When authors refer to other great works, people, and events, it’s usually not accidental. Put on your super-sleuth hat and figure out why.
Literary and Philosophical References
- Daniel Defoe, Robinson Crusoe (220.127.116.11): Robinson Crusoe is often cited as the first English novel. It was written in 1719, and was still very popular as Collins was writing The Moonstone in 1868, although it was generally considered to be a children's book. See the "Character Analysis" section for Gabriel Betteredge for more on the repeated references to Robinson Crusoe.
- Religious tracts (18.104.22.168): Miss Clack is always ready to hand out religious tracts. The specific titles she mentions are fictional, but they're typical of a certain genre of evangelical religious writings at the time. Wilkie Collins was repeatedly harassed by a group of evangelicals trying to persuade him to repent.
- Thomas De Quincey, Confessions of an English Opium Eater (22.214.171.124)
- The Storming of Seringapatam (Prologue): The storming of Seringapatam (also spelled Srirangapatna) was a real, historical event, and it's one of the most important in the history of British India. In 1799, British soldiers stormed the city of Seringapatam, which was the capital of Mysore in southern India. After this, the British East India Company (a private, English business that employed hundreds of British people in India) became the dominant power in southern India. The East India Company had a charter from the British government to rule over India, which was a British colony. The British soldiers looted and stole an incredible amount of treasure in Seringapatam.

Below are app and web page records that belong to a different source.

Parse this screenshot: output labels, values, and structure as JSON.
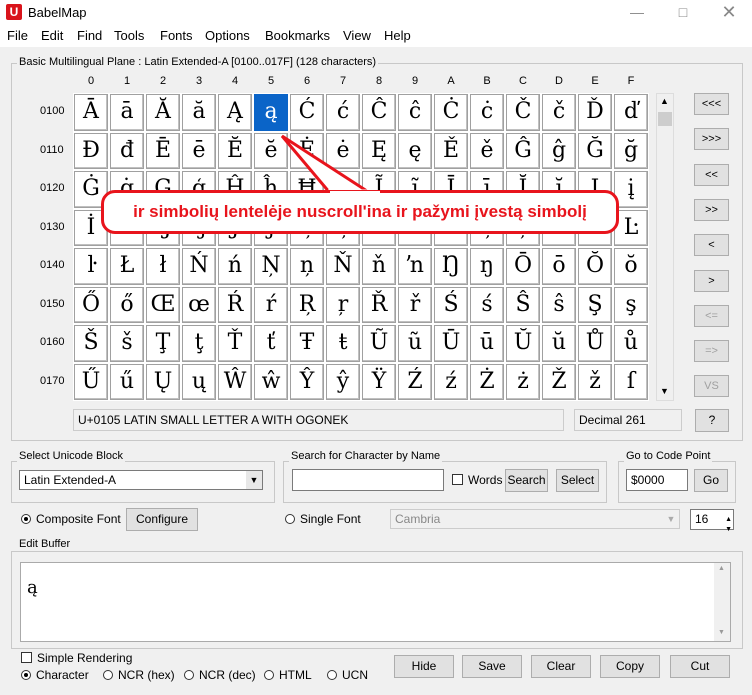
{
  "window": {
    "title": "BabelMap"
  },
  "menu": [
    "File",
    "Edit",
    "Find",
    "Tools",
    "Fonts",
    "Options",
    "Bookmarks",
    "View",
    "Help"
  ],
  "grid_panel": {
    "label": "Basic Multilingual Plane : Latin Extended-A [0100..017F] (128 characters)",
    "col_headers": [
      "0",
      "1",
      "2",
      "3",
      "4",
      "5",
      "6",
      "7",
      "8",
      "9",
      "A",
      "B",
      "C",
      "D",
      "E",
      "F"
    ],
    "row_headers": [
      "0100",
      "0110",
      "0120",
      "0130",
      "0140",
      "0150",
      "0160",
      "0170"
    ],
    "rows": [
      [
        "Ā",
        "ā",
        "Ă",
        "ă",
        "Ą",
        "ą",
        "Ć",
        "ć",
        "Ĉ",
        "ĉ",
        "Ċ",
        "ċ",
        "Č",
        "č",
        "Ď",
        "ď"
      ],
      [
        "Đ",
        "đ",
        "Ē",
        "ē",
        "Ĕ",
        "ĕ",
        "Ė",
        "ė",
        "Ę",
        "ę",
        "Ě",
        "ě",
        "Ĝ",
        "ĝ",
        "Ğ",
        "ğ"
      ],
      [
        "Ġ",
        "ġ",
        "Ģ",
        "ģ",
        "Ĥ",
        "ĥ",
        "Ħ",
        "ħ",
        "Ĩ",
        "ĩ",
        "Ī",
        "ī",
        "Ĭ",
        "ĭ",
        "Į",
        "į"
      ],
      [
        "İ",
        "ı",
        "Ĳ",
        "ĳ",
        "Ĵ",
        "ĵ",
        "Ķ",
        "ķ",
        "ĸ",
        "Ĺ",
        "ĺ",
        "Ļ",
        "ļ",
        "Ľ",
        "ľ",
        "Ŀ"
      ],
      [
        "ŀ",
        "Ł",
        "ł",
        "Ń",
        "ń",
        "Ņ",
        "ņ",
        "Ň",
        "ň",
        "ŉ",
        "Ŋ",
        "ŋ",
        "Ō",
        "ō",
        "Ŏ",
        "ŏ"
      ],
      [
        "Ő",
        "ő",
        "Œ",
        "œ",
        "Ŕ",
        "ŕ",
        "Ŗ",
        "ŗ",
        "Ř",
        "ř",
        "Ś",
        "ś",
        "Ŝ",
        "ŝ",
        "Ş",
        "ş"
      ],
      [
        "Š",
        "š",
        "Ţ",
        "ţ",
        "Ť",
        "ť",
        "Ŧ",
        "ŧ",
        "Ũ",
        "ũ",
        "Ū",
        "ū",
        "Ŭ",
        "ŭ",
        "Ů",
        "ů"
      ],
      [
        "Ű",
        "ű",
        "Ų",
        "ų",
        "Ŵ",
        "ŵ",
        "Ŷ",
        "ŷ",
        "Ÿ",
        "Ź",
        "ź",
        "Ż",
        "ż",
        "Ž",
        "ž",
        "ſ"
      ]
    ],
    "selected": {
      "row": 0,
      "col": 5
    },
    "nav_buttons": [
      "<<<",
      ">>>",
      "<<",
      ">>",
      "<",
      ">",
      "<=",
      "=>",
      "VS"
    ],
    "status_name": "U+0105 LATIN SMALL LETTER A WITH OGONEK",
    "status_decimal": "Decimal 261",
    "help_label": "?"
  },
  "callout": {
    "text": "ir simbolių lentelėje nuscroll'ina ir pažymi įvestą simbolį"
  },
  "unicode_block": {
    "label": "Select Unicode Block",
    "value": "Latin Extended-A"
  },
  "search": {
    "label": "Search for Character by Name",
    "value": "",
    "words_label": "Words",
    "search_label": "Search",
    "select_label": "Select"
  },
  "goto": {
    "label": "Go to Code Point",
    "value": "$0000",
    "go_label": "Go"
  },
  "font": {
    "composite_label": "Composite Font",
    "configure_label": "Configure",
    "single_label": "Single Font",
    "font_value": "Cambria",
    "size_value": "16"
  },
  "edit_buffer": {
    "label": "Edit Buffer",
    "text": "ą"
  },
  "bottom": {
    "simple_rendering": "Simple Rendering",
    "modes": [
      "Character",
      "NCR (hex)",
      "NCR (dec)",
      "HTML",
      "UCN"
    ],
    "buttons": [
      "Hide",
      "Save",
      "Clear",
      "Copy",
      "Cut"
    ]
  }
}
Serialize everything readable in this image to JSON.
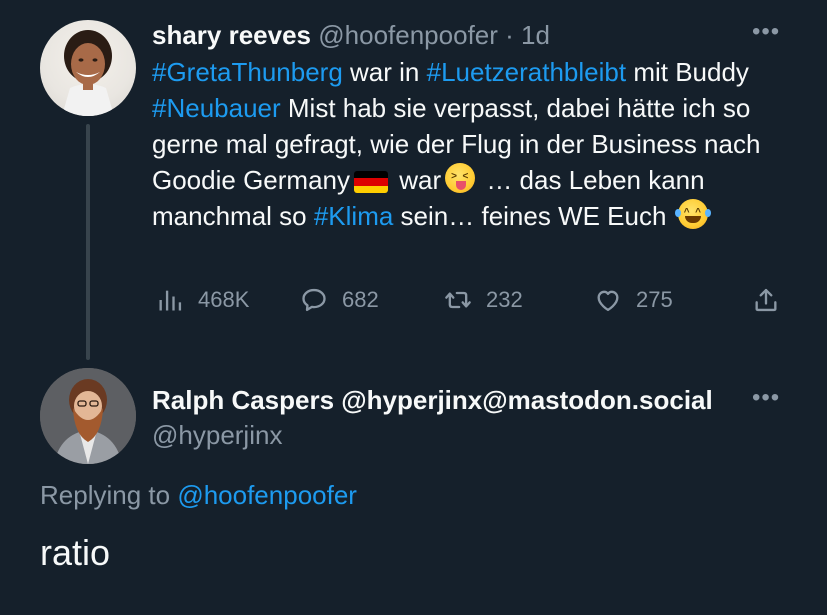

Accurate figures are impossible to come by, but we're talking treasure worth millions.
- James Tod, Travels in Western India (1839) (Epilogue, Chapter 3): Collins probably uses Tod's book as the source for much of his information about India in Murthwaite's final narrative in the Epilogue.